Lululemon athletica's (NASDAQ:LULU) habit of trouncing Wall Street's expectations helped to push shares higher heading into its first-quarter earnings report. Most investors who follow the stock predicted the apparel specialist would beat management's growth targets for the fifth straight quarter, yet lululemon outpaced even those cheery forecasts.
In a conference call with analysts, CEO Calvin McDonald and his team broke down the key factors behind the chain's improving results. They also detailed the trends -- both positive and negative -- that they see impacting the rest of the fiscal year.
Below are a few highlights from that presentation.
No slowdown to start 2019
While it's been reported there is some recent softening in the apparel space, there is no doubt that 2019 is off to a great start for us. We are building upon the momentum of the past year and instilling confidence in our long-term growth plans.
Investors had two compelling reasons to expect softer results this quarter. First, lululemon was going up against a prior-year period that included 20% higher comparable-store sales and a 60% spike in the e-commerce channel. Second, industry peers have been showing slower growth lately. Nike, for example, recently reported its first deceleration in nearly a year in the core U.S. market.
Lululemon still managed to trounce the growth targets that executives issued in late March, with sales rising 20% to $782 million. Executives said the outperformance was broad based, as demand rose across its men's and women's categories, both in stores and online and in each of its geographic markets.
Our digital business grew 35%, which represents a more than doubling of the business over the last two years.
The e-commerce segment grew 35% -- on top of last year's 60% increase. That spike was supported by huge investments in the channel that boosted the level of available products and made quick in-store pickup accessible across most of its selling footprint.
Guests responded by flocking to lululemon's app and website, with online traffic rising 41% year over year compared to an 8% improvement in in-store traffic. "Our strength and unique position," McDonald's explained, "is to activate great product across our omni-guest experiences, leveraging our stores, community, and events."
We expect gross margin to be flat to up modestly versus Q2 of last year. Our guidance reflects a modest impact from potential new tariffs and also additional cost to airfreight product in order to avoid anticipated port congestion in the Asia region, due to the pending tariff increases.
-- CFO Patrick Guido
For the second consecutive year, lululemon raised its annual outlook to a range of $3.73 billion to $3.77 billion, following its first-quarter results. Yet the higher sales forecast still trailed the $3.8 billion that Wall Street has been predicting, and the new profit target also comes up short.
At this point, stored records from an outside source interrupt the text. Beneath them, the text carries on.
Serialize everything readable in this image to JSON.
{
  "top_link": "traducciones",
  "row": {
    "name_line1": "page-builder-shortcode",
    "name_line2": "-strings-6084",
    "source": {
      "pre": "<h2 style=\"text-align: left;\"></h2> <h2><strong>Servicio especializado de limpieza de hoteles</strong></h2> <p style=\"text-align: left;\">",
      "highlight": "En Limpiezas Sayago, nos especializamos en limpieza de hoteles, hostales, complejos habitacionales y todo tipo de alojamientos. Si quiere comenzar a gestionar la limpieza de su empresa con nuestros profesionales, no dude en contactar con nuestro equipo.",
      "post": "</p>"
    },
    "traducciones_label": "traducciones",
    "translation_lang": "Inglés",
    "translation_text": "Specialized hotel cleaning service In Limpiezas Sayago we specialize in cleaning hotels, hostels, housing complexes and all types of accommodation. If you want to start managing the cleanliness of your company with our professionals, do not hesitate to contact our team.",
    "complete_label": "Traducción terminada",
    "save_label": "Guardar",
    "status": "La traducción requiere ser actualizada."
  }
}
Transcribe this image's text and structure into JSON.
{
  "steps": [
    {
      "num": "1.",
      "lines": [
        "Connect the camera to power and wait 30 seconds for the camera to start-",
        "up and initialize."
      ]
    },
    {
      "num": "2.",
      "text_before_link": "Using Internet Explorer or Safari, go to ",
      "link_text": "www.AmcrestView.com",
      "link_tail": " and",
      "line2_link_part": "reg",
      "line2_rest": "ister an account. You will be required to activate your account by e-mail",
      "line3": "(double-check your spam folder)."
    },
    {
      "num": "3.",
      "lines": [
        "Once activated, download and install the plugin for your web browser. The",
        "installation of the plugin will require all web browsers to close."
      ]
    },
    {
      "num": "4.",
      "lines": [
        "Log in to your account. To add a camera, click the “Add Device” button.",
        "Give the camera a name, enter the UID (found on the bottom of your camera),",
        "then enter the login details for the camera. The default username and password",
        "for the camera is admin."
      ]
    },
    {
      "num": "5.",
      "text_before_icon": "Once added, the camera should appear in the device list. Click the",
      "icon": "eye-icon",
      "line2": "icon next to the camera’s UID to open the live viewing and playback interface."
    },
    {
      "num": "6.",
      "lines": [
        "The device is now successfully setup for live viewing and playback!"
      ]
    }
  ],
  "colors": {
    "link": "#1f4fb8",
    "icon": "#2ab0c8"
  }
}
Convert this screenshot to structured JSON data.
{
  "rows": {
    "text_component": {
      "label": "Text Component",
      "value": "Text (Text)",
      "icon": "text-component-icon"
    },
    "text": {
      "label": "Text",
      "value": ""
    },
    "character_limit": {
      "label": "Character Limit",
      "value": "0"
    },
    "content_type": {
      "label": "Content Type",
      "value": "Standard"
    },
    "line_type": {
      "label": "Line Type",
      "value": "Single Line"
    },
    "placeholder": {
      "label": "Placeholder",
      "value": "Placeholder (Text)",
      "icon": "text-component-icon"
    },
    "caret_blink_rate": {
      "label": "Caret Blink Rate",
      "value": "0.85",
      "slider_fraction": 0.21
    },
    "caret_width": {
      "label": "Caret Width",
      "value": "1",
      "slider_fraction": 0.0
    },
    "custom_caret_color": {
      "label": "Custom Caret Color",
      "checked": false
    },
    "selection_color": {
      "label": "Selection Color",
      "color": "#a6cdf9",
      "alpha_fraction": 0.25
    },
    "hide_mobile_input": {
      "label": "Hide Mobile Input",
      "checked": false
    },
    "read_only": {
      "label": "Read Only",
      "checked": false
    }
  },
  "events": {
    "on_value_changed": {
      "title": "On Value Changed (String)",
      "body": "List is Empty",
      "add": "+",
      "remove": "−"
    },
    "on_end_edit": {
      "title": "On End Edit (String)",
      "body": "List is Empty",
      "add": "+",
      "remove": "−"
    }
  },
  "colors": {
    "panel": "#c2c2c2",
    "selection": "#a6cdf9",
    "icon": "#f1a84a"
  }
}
The revenue gap is likely management's determination to be a bit conservative given that so much of the fiscal year is yet to come. As for profits, executives said their forecast predicts rising costs tied to the introduction of new tariffs. Not only will these penalties raise costs, but they'll also generate disruption in shipping lanes as retailers race to import products ahead of the tariff deadline. Lululemon plans to navigate this disruption in part by relying on air freight, which will raise costs over the next few quarters.
Looking further out, management sees the full year marking a strong start to the five-year growth plan, which calls for the doubling of its men's and digital business and the quadrupling of its international sales between now and 2023.